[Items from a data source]
:::

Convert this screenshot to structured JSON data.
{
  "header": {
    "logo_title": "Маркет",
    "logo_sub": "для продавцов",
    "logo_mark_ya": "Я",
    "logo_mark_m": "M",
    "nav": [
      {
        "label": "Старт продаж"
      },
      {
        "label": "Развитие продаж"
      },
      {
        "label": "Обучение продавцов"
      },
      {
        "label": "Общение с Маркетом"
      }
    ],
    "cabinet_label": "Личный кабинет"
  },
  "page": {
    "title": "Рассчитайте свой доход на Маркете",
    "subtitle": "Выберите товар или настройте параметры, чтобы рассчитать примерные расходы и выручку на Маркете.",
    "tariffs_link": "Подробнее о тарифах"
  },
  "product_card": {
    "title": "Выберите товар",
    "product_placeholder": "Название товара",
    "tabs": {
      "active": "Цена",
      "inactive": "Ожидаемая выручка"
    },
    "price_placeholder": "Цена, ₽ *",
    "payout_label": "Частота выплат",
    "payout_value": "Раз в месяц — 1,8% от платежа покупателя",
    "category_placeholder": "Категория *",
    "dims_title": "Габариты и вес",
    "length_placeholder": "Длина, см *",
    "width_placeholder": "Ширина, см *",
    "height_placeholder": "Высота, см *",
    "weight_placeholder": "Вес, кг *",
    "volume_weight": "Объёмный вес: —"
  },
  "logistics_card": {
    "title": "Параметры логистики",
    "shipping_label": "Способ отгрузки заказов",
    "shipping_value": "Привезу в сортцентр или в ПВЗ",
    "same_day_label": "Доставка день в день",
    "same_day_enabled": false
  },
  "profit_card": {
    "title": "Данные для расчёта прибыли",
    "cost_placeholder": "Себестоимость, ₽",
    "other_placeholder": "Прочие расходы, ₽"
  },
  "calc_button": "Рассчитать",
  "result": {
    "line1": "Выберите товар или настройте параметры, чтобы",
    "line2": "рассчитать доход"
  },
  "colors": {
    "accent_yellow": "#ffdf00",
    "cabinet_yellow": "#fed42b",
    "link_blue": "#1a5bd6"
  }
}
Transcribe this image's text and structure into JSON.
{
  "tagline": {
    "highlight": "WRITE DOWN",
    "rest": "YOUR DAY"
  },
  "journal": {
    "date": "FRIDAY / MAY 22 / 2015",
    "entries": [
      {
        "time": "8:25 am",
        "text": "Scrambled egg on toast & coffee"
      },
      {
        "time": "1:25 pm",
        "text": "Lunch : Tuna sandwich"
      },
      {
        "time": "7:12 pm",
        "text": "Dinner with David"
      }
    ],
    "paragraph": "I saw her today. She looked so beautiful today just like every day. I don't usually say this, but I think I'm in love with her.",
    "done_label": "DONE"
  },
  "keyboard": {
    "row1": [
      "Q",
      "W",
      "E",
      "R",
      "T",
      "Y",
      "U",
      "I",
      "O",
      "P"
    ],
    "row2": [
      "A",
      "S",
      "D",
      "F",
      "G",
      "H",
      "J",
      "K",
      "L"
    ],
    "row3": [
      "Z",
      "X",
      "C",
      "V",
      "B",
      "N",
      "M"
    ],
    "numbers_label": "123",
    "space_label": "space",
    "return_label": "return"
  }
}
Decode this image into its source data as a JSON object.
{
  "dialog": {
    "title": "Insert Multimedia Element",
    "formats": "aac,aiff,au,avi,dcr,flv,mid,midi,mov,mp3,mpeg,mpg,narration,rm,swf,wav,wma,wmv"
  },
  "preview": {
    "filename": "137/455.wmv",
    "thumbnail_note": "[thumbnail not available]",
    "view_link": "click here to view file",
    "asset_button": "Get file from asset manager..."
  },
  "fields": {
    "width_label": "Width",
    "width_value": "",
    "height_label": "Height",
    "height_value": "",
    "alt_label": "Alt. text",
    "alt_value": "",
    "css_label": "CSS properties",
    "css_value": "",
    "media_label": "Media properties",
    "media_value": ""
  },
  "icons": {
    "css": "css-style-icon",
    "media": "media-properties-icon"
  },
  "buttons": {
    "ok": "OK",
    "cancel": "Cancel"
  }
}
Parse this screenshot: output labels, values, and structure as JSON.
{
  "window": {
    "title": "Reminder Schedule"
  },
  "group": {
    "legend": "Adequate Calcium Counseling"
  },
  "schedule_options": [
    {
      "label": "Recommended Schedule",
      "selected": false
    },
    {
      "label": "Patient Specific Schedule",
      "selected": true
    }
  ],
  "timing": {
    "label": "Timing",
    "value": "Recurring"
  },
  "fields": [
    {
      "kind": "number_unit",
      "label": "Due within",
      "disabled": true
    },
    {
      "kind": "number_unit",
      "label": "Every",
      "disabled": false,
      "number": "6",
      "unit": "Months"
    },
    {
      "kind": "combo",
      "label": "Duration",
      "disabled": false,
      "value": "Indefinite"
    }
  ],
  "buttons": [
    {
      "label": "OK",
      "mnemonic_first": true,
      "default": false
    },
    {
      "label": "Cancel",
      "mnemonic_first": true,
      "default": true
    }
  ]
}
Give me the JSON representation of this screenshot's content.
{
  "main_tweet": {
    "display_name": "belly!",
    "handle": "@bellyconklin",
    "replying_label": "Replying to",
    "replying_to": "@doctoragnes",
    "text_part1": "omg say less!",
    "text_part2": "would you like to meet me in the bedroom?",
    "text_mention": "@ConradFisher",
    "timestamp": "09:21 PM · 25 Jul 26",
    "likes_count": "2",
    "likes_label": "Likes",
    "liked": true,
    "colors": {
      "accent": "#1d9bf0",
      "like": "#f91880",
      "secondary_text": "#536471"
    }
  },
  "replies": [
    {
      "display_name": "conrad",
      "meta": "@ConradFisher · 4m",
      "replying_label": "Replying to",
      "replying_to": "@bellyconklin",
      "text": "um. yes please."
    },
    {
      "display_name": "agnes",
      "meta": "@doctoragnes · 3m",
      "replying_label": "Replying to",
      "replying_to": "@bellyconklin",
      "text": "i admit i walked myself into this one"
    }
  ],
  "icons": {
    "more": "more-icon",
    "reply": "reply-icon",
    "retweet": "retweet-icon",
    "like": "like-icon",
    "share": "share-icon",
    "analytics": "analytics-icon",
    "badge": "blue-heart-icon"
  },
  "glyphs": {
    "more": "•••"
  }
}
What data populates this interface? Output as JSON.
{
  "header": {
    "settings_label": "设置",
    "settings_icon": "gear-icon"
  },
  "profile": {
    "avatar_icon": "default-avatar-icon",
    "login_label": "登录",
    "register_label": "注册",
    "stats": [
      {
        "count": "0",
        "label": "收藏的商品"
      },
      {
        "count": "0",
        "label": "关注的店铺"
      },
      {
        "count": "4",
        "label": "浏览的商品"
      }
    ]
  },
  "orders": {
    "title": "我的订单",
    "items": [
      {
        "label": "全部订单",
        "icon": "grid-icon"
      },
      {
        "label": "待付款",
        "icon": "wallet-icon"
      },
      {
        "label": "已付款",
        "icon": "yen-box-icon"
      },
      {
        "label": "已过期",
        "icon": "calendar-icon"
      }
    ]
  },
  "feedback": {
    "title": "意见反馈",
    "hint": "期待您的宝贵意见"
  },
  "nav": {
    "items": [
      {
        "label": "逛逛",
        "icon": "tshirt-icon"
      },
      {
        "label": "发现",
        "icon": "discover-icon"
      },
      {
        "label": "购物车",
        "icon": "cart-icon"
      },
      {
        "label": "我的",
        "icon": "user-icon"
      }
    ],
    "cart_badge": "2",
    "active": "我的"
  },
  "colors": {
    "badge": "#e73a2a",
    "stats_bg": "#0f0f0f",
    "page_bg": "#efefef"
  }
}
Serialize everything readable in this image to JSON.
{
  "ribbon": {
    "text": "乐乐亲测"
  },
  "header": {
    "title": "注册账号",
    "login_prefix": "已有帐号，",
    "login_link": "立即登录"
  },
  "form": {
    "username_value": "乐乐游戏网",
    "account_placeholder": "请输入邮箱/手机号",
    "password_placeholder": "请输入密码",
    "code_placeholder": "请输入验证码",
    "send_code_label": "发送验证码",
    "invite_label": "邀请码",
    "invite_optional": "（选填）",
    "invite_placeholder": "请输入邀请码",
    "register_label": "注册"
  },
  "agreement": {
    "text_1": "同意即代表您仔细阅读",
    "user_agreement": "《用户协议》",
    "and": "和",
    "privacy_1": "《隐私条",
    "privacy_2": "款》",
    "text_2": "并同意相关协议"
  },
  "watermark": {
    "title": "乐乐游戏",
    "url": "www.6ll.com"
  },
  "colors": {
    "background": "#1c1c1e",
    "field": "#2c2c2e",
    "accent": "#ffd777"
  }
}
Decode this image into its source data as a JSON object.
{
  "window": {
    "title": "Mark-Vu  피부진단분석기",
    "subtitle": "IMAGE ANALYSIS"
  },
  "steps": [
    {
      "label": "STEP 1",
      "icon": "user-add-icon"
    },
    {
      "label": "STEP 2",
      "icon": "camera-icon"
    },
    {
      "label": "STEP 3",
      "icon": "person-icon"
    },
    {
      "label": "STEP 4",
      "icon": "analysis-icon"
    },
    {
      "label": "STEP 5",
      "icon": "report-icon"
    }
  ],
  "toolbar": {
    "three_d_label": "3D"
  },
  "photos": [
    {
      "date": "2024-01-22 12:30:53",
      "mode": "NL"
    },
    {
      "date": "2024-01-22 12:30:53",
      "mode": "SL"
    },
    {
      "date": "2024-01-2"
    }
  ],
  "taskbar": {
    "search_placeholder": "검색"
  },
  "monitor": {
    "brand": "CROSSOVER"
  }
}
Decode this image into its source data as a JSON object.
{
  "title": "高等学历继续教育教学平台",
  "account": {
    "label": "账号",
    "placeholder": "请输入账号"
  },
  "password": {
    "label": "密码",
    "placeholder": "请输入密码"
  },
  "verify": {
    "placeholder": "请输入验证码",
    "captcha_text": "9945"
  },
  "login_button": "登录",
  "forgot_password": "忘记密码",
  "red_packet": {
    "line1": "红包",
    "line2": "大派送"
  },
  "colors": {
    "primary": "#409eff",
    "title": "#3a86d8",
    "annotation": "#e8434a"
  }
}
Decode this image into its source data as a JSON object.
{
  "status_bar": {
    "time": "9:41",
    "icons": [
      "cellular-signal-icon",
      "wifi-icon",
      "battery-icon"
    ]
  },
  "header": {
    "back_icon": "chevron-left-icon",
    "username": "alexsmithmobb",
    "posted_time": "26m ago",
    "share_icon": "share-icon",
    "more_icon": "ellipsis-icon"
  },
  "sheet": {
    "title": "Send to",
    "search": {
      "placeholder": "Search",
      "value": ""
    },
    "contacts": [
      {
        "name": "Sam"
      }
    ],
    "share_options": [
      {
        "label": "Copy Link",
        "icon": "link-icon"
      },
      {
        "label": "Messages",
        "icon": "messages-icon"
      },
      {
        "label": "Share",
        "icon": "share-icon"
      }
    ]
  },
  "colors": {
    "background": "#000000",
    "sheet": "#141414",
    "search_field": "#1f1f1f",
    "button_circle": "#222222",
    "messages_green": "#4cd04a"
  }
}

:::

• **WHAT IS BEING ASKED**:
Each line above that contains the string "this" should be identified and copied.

• **EXERCISE OUTPUT**:
Convert this screenshot to structured JSON data.
Transcribe this image's text and structure into JSON.
    "paragraph": "I saw her today. She looked so beautiful today just like every day. I don't usually say this, but I think I'm in love with her.",
Decode this image into its source data as a JSON object.
Parse this screenshot: output labels, values, and structure as JSON.
Give me the JSON representation of this screenshot's content.
      "text": "i admit i walked myself into this one"
What data populates this interface? Output as JSON.
Serialize everything readable in this image to JSON.
Decode this image into its source data as a JSON object.
Decode this image into its source data as a JSON object.
Decode this image into its source data as a JSON object.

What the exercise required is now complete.